(App and web page records)
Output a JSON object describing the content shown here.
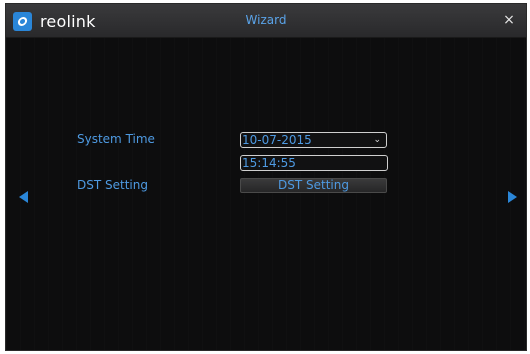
{
  "header": {
    "logo_text": "reolink",
    "title": "Wizard",
    "close_glyph": "×"
  },
  "form": {
    "system_time_label": "System Time",
    "date_value": "10-07-2015",
    "time_value": "15:14:55",
    "dst_label": "DST Setting",
    "dst_button_label": "DST Setting"
  },
  "icons": {
    "logo": "reolink-logo-icon",
    "close": "close-icon",
    "dropdown": "chevron-down-icon",
    "prev": "arrow-left-icon",
    "next": "arrow-right-icon"
  },
  "colors": {
    "accent": "#2a86d8",
    "text_blue": "#4e9ae2",
    "background": "#0d0d0e"
  }
}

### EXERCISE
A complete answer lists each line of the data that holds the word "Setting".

### SOLVED EXERCISE
    "dst_label": "DST Setting",
    "dst_button_label": "DST Setting"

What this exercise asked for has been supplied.